Issue No. 29
The Big Picture
The history of photography has seen a number of husband and wife teams—Bernd & Hilla Becher, and Hansel Mieth & Otto Hagel (look for feature on the latter in our next issue) come to mind—but few have gone as far as Michael A. Smith and Paula Chamlee in all-encompassing commitment to their common goals, from intimate collaboration to full-fledged marketing of their work. Senior contributing editor Richard Pitnick files his report from a visit with the couple at their rural Pennsylvania home.
In his personal work, this highly regarded London-based commercial photographer combines techniques and methods of conventional photography with experimental use of lenses, film and chemistry to create images that uncover new levels of visual intrigue.

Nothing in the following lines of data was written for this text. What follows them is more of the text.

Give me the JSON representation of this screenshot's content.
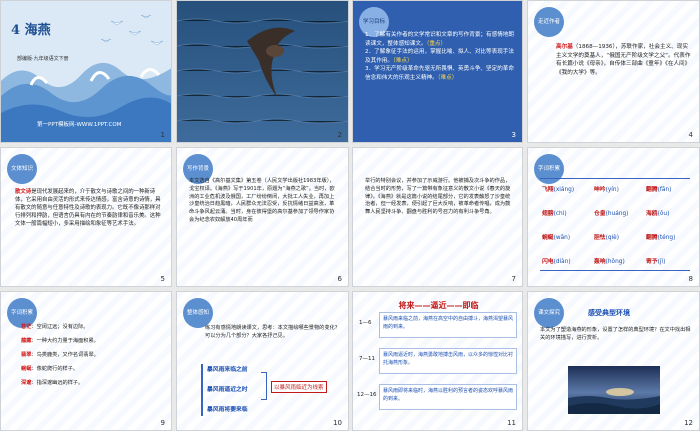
{
  "slide1": {
    "title_num": "4",
    "title": "海燕",
    "subtitle": "部编版·九年级语文下册",
    "footer": "第一PPT模板网-WWW.1PPT.COM",
    "num": "1"
  },
  "slide2": {
    "num": "2"
  },
  "slide3": {
    "tag": "学习目标",
    "items": [
      "1．了解有关作者的文学常识和文章的写作背景；有感情地朗读课文，整体感知课文。",
      "（重点）",
      "2．了解象征手法的运用，掌握比喻、拟人、对比等表现手法及其作用。",
      "（难点）",
      "3．学习无产阶级革命先驱无所畏惧、英勇斗争、坚定的革命信念和伟大的乐观主义精神。",
      "（难点）"
    ],
    "num": "3"
  },
  "slide4": {
    "tag": "走近作者",
    "name": "高尔基",
    "text": "（1868—1936），苏联作家，社会主义、现实主义文学的奠基人，“俄国无产阶级文学之父”。代表作有长篇小说《母亲》，自传体三部曲《童年》《在人间》《我的大学》等。",
    "num": "4"
  },
  "slide5": {
    "tag": "文体知识",
    "lead": "散文诗",
    "text": "是现代发展起来的，介于散文与诗歌之间的一种新诗体，它采用自由灵活的形式来传达情感，富含诗意的诗情，具有散文的随意与任意特性及诗歌的表现力。它既不像诗那样对行排列和押韵，但语言仍具有内在的节奏韵律和音乐美。这种文体一般篇幅短小，多采用描绘和象征等艺术手法。",
    "num": "5"
  },
  "slide6": {
    "tag": "写作背景",
    "text": "本文选自《高尔基文集》第五卷（人民文学出版社1983年版），戈宝权译。《海燕》写于1901年，原题为“海燕之歌”。当时，欧洲的工业危机波及俄国，工厂纷纷倒闭，大批工人失业，再加上沙皇统治日趋黑暗，人民群众无法忍受，反抗情绪日益高涨，革命斗争风起云涌。当时，身在彼得堡的高尔基参加了领导作家协会为纪念农奴解放40周年而",
    "num": "6"
  },
  "slide7": {
    "text": "举行的特别会议，并参加了示威游行。他被捕及次斗争的作品，结合当时的形势，写了一篇带有象征意义的散文小说《春天的旋律》。《海燕》就是这篇小说的结尾部分，它的发表触怒了沙皇统治者，但一经发表，便引起了巨大反响，被革命者传唱，成为鼓舞人民坚持斗争、翻盘与胜利的号召力的有利斗争号角。",
    "num": "7"
  },
  "slide8": {
    "tag": "字词积累",
    "words": [
      [
        "飞翔",
        "(xiáng)",
        "呻吟",
        "(yín)",
        "翻腾",
        "(fān)"
      ],
      [
        "翅膀",
        "(chì)",
        "仓皇",
        "(huáng)",
        "海鸥",
        "(ōu)"
      ],
      [
        "蜿蜒",
        "(wān)",
        "胆怯",
        "(qiè)",
        "翻腾",
        "(téng)"
      ],
      [
        "闪电",
        "(diàn)",
        "轰响",
        "(hōng)",
        "寄予",
        "(jì)"
      ]
    ],
    "num": "8"
  },
  "slide9": {
    "tag": "字词积累",
    "items": [
      {
        "w": "苍茫",
        "d": "空阔辽远；没有边际。"
      },
      {
        "w": "蕴藏",
        "d": "一种大约力量于海面积累。"
      },
      {
        "w": "翡翠",
        "d": "鸟类鹿类，又作名词翡翠。"
      },
      {
        "w": "蜿蜒",
        "d": "像蛇爬行的样子。"
      },
      {
        "w": "深邃",
        "d": "指深邃幽远的样子。"
      }
    ],
    "num": "9"
  },
  "slide10": {
    "tag": "整体感知",
    "question": "练习有感情地朗读课文，思考：本文描绘哪些景物的变化？可以分为几个部分？大家各抒己见。",
    "parts": [
      "暴风雨来临之前",
      "暴风雨逼近之时",
      "暴风雨将要来临"
    ],
    "label": "以暴风雨临近为线索",
    "num": "10"
  },
  "slide11": {
    "title": "将来——逼近——即临",
    "rows": [
      {
        "r": "1—6",
        "t": "暴风雨来临之前，海燕在高空中的自由搏斗，海燕渴望暴风雨的到来。"
      },
      {
        "r": "7—11",
        "t": "暴风雨逼近时，海燕勇敢地搏击风雨，以众多的惊惶对比衬托海燕形象。"
      },
      {
        "r": "12—16",
        "t": "暴风雨即将来临时，海燕以胜利的预言者的姿态欢呼暴风雨的到来。"
      }
    ],
    "num": "11"
  },
  "slide12": {
    "tag": "课文探究",
    "title": "感受典型环境",
    "text": "本文为了塑造海燕的形象，设置了怎样的典型环境？在文中找出相关的环境描写，进行赏析。",
    "num": "12"
  }
}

Frequenting New York jazz clubs in the 1940s, he used his camera to make unforgettable portraits of emerging artists who are now household names.
From the Orient to North Africa, she has made it her passion to photograph exotic people and the everyday objects that express roots and rituals—emblems of their culture. She does this with an exceptional eye for detail and a deep respect for cultures that are different from ours.
Virtually unknown in the West, this Japanese master captured a world where the traditional often intersected with the modern. A decade after his death, two California galleries are bringing his work to U.S. audiences.
Leaving battlefields behind, this award-winning war photographer trains his lens on dilapidated industrial sites in post-Communist Eastern Europe.
Searching for artistic satisfaction, he deserts the “grand landscape” for the details of nature.
A long-time printer for Robert Frank and others, he has recently unveiled his own work.
While shooting for such fashion titans as Calvin Klein, Armani, and Levi Straus and mass-media giants like Elle, Esquire, and Rolling Stones, this Montana native always took time out for his passion—the cowboy.
His romantic ballroom images invite the viewer onto the dance floor for a spin in a whirling, twirling room filled with ladies in full-length gowns and men in black ties and coattails.
Having lived everywhere and done everything, this master of the simple life traded formal security for a natural high: “When the light is right, I shoot,” he says.